*Stored entries*:
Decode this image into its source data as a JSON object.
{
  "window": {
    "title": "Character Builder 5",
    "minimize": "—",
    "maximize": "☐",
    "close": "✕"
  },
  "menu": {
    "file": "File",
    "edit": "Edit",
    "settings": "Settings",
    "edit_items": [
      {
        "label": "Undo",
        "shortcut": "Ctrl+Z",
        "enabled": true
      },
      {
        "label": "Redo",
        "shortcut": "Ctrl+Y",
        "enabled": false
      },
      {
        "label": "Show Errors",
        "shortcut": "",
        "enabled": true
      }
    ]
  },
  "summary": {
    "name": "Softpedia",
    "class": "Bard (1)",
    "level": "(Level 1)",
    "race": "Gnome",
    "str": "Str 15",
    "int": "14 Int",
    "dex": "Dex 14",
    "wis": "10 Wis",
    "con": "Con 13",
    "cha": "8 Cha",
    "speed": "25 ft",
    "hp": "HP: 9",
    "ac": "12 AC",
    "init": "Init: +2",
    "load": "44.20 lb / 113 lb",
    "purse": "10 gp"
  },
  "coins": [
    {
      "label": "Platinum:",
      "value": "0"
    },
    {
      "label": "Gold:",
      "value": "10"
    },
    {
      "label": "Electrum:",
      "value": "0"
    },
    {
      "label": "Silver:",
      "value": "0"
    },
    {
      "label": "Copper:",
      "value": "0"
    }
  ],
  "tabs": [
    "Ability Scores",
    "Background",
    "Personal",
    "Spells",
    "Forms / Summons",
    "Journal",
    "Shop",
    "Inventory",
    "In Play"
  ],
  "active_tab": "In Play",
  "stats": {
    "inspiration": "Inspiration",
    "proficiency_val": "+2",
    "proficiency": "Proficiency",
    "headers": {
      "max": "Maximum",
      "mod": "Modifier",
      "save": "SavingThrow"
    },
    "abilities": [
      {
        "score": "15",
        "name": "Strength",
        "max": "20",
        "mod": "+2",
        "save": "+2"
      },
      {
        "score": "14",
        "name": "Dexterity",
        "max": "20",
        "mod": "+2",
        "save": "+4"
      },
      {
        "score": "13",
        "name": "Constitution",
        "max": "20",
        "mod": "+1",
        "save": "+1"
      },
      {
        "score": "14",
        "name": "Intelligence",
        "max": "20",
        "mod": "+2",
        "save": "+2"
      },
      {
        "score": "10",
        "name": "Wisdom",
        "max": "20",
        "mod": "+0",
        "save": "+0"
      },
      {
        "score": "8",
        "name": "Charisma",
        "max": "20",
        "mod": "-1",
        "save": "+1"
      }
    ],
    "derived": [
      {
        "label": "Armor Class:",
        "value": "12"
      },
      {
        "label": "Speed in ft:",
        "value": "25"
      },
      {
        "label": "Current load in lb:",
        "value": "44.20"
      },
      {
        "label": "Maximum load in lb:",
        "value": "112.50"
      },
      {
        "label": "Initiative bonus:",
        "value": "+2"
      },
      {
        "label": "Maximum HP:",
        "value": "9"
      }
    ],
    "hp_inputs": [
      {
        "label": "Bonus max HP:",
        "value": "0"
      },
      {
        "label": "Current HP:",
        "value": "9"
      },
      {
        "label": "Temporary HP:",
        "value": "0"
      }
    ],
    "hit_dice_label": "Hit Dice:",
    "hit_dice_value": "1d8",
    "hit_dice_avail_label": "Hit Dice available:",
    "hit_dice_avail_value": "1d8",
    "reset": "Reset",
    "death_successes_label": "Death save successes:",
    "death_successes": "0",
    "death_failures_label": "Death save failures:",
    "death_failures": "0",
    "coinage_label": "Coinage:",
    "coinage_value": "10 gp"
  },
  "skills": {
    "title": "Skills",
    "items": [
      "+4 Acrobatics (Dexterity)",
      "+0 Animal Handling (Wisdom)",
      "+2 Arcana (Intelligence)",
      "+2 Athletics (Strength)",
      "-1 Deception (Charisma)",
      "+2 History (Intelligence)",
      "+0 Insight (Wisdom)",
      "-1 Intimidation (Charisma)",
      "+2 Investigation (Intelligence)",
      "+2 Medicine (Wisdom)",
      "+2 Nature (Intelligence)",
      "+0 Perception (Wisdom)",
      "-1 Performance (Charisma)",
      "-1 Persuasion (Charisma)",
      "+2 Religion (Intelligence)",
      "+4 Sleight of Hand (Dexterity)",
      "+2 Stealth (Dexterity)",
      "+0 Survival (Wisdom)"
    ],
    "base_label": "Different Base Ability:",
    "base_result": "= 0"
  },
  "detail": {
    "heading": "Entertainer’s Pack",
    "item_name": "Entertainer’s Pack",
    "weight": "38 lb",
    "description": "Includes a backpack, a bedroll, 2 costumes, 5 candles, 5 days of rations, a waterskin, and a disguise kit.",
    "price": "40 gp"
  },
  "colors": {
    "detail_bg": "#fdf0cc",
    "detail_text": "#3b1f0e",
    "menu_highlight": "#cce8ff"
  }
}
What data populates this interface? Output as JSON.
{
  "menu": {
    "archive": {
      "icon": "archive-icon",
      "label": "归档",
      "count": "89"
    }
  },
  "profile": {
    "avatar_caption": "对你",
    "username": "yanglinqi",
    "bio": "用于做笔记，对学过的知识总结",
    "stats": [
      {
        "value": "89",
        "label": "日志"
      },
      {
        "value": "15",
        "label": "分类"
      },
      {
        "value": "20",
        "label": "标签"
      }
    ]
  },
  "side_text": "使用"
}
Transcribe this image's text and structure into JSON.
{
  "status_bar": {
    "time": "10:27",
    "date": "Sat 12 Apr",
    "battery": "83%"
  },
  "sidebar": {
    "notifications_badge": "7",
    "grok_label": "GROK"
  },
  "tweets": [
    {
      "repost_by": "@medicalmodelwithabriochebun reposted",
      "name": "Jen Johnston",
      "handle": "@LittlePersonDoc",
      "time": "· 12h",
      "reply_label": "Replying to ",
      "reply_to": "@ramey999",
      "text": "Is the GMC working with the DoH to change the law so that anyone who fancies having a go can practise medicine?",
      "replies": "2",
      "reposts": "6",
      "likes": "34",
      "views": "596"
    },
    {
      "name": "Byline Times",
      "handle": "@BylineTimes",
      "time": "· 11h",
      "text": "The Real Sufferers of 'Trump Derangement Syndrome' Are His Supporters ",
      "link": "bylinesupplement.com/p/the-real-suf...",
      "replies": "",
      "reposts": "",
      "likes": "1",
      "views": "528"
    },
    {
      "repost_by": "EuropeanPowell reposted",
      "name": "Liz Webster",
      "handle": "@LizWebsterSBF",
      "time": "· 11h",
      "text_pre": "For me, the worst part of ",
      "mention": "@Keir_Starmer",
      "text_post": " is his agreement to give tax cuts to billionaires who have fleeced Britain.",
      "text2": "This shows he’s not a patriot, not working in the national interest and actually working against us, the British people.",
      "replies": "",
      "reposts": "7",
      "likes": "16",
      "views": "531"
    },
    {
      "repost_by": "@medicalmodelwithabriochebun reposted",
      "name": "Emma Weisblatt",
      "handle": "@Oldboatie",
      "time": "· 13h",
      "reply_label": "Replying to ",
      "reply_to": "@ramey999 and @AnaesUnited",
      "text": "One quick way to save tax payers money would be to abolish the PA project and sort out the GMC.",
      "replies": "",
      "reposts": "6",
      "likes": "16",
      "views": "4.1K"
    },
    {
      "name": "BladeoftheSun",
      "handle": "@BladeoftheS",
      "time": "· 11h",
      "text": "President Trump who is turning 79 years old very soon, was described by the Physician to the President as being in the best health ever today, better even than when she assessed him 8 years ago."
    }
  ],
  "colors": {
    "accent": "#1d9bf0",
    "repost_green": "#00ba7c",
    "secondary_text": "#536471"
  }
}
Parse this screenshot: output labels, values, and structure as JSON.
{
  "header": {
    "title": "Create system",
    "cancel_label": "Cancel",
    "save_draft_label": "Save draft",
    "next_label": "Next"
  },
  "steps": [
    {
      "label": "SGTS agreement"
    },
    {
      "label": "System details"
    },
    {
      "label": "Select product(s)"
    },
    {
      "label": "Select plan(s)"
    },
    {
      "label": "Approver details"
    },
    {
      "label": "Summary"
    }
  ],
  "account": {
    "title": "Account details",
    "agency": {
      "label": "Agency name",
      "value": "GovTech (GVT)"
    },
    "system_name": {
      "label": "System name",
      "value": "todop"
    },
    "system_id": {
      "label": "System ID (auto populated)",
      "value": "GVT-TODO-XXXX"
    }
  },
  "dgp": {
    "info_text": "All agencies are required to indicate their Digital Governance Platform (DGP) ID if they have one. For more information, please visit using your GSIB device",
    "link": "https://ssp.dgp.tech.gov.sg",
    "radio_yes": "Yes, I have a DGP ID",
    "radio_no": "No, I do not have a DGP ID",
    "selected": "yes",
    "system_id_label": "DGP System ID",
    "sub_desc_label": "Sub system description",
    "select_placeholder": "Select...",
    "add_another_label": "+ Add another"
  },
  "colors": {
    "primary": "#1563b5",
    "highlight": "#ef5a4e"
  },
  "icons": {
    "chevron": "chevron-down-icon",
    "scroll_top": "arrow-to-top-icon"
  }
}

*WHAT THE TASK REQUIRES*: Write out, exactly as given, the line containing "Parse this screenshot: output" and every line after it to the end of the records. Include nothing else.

*RESULT OF THE EXERCISE*:
Parse this screenshot: output labels, values, and structure as JSON.
{
  "header": {
    "title": "Create system",
    "cancel_label": "Cancel",
    "save_draft_label": "Save draft",
    "next_label": "Next"
  },
  "steps": [
    {
      "label": "SGTS agreement"
    },
    {
      "label": "System details"
    },
    {
      "label": "Select product(s)"
    },
    {
      "label": "Select plan(s)"
    },
    {
      "label": "Approver details"
    },
    {
      "label": "Summary"
    }
  ],
  "account": {
    "title": "Account details",
    "agency": {
      "label": "Agency name",
      "value": "GovTech (GVT)"
    },
    "system_name": {
      "label": "System name",
      "value": "todop"
    },
    "system_id": {
      "label": "System ID (auto populated)",
      "value": "GVT-TODO-XXXX"
    }
  },
  "dgp": {
    "info_text": "All agencies are required to indicate their Digital Governance Platform (DGP) ID if they have one. For more information, please visit using your GSIB device",
    "link": "https://ssp.dgp.tech.gov.sg",
    "radio_yes": "Yes, I have a DGP ID",
    "radio_no": "No, I do not have a DGP ID",
    "selected": "yes",
    "system_id_label": "DGP System ID",
    "sub_desc_label": "Sub system description",
    "select_placeholder": "Select...",
    "add_another_label": "+ Add another"
  },
  "colors": {
    "primary": "#1563b5",
    "highlight": "#ef5a4e"
  },
  "icons": {
    "chevron": "chevron-down-icon",
    "scroll_top": "arrow-to-top-icon"
  }
}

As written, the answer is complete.